DHASA2017 – Abstract

The role of computer-mediated analyses to improve validity of linguistic evidence for Forensic Linguistic purposes

van den Berg, Karien
North-West University

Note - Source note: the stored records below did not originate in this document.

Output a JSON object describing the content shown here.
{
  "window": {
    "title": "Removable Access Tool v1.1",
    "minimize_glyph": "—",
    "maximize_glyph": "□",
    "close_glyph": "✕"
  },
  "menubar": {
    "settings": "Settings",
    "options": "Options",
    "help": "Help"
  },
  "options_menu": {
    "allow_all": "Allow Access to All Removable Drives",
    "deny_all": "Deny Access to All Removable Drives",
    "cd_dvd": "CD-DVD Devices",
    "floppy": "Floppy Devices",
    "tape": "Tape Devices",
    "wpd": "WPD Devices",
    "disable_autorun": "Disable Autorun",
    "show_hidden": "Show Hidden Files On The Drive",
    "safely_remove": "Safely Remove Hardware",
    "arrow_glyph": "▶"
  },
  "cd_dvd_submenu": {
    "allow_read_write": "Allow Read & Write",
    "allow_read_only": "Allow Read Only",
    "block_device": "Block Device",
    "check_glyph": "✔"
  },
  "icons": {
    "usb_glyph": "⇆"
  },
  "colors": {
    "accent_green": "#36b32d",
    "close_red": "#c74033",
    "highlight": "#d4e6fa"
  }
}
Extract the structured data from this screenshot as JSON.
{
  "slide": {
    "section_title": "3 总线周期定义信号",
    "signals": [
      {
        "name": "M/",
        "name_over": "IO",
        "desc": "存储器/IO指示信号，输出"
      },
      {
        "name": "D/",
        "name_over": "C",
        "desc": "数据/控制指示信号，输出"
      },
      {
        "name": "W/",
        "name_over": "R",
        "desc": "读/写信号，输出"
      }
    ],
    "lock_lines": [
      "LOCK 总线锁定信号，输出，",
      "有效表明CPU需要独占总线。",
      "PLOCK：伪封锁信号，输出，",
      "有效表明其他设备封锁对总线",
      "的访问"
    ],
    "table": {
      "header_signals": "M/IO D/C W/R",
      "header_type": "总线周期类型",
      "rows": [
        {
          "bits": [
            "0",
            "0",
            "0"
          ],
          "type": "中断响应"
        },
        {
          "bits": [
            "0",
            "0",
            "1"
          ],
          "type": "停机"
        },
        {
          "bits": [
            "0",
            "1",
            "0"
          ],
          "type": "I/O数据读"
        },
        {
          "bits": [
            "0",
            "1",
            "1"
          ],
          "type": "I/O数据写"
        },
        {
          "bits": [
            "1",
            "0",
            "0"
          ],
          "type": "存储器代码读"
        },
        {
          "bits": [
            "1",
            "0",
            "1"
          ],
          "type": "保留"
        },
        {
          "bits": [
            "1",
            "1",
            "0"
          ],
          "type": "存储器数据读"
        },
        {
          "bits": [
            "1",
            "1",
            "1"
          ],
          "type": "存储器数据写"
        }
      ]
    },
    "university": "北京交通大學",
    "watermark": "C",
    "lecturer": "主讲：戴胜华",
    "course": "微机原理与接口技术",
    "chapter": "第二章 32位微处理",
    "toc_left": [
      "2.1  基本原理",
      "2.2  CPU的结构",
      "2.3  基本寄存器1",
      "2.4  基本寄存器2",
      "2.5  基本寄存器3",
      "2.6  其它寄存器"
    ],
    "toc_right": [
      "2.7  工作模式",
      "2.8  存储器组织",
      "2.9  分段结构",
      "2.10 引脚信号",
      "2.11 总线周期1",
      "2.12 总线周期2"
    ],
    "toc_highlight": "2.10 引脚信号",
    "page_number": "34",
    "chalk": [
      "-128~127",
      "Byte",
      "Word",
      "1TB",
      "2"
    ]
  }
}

The focus of this paper is the role of computer-mediated analyses to address concerns regarding the validity of linguistic data analysis for Forensic Linguistic purposes. Increasingly linguists are playing an active role in rendering court judgement in. for example, authorship attribution cases. Linguistic testimony, however, is not always accepted or admissible as evidence in a court of law owing to, amongst other things, reliability concerns and the belief that no expertise is required for determining the meaning or intended meaning of a text (Tiersma and Slolan, 2002). Following the establishment of the Daubert standard in 2000, requirements for accepting expert interpretations in court have become more stringent and applies equally to linguistic evidence as to other scientific measures that inform expert opinion. The basic requirements of these standards entail that expert opinion be based on sufficient data, achieved through appropriate and valid application of reliable principles or theory and methods given the context of the case. This requires validity, accessed through a process of validation: collecting relevant linguistic evidence by appropriate means to support claims concerning legal issues. Computational developments provide objective means of achieving such evidence and may greatly enhance the validity claims offered by linguistic experts for legal scrutiny. With the aim of demonstrating how a validation argument for Forensic Linguistic evidence may be formulated and the importance of computer assistance (e.g. through web-scraping for ground truth data, Chaski:2013) to enhance validation procedures, this paper explores methods employed or proposed by leading forensic linguists MacMenamin (1993); Shuy (2008); and Chaski (2013). Conley and O’Bar (2005:177) advise the forensic linguist to follow a linguistically driven approach to the field, looking at the law from a linguistic view point, rather than being linguists working for the law. Three main approaches to forensic linguistic analysis are discernible: forensic computational linguistics, forensic stylistics and stylometric computing. Arguing in favour of the first of these, Chaski wishes similar rigour (based on validity tests) in applying stylistic and stylometric methods “so that reliable methods of forensic authorship identification can be offered to our courts” (2013:372). I would therefore like to present Chaski’s claims in terms of a validation argument as propagated by Kane (2013) and Davies and Elder (2011), emphasising the role of computational methods in strengthening the evidence. This claim may then be compared to that presented by Shuy and MacMenamin to determine the comparative strength of these arguments. In addition, three South African based case studies (Hubbard, 1994; Kotzé, 2007 and Grundlingh, 2015) are considered in comparison to establish the extent to which local practice may align with, or differ from international practice and standards, and adhere to validity requirements. Recommendations are made for using specific computerised tools to enhance evidence based on linguistic expertise in, for example, authorship attribution cases, to be useful and valuable in a court of law. Specific consideration is given to using computer tools in overcoming challenges typical to the field of authorship attribution, viz. very small data sets and calculating correct error rates.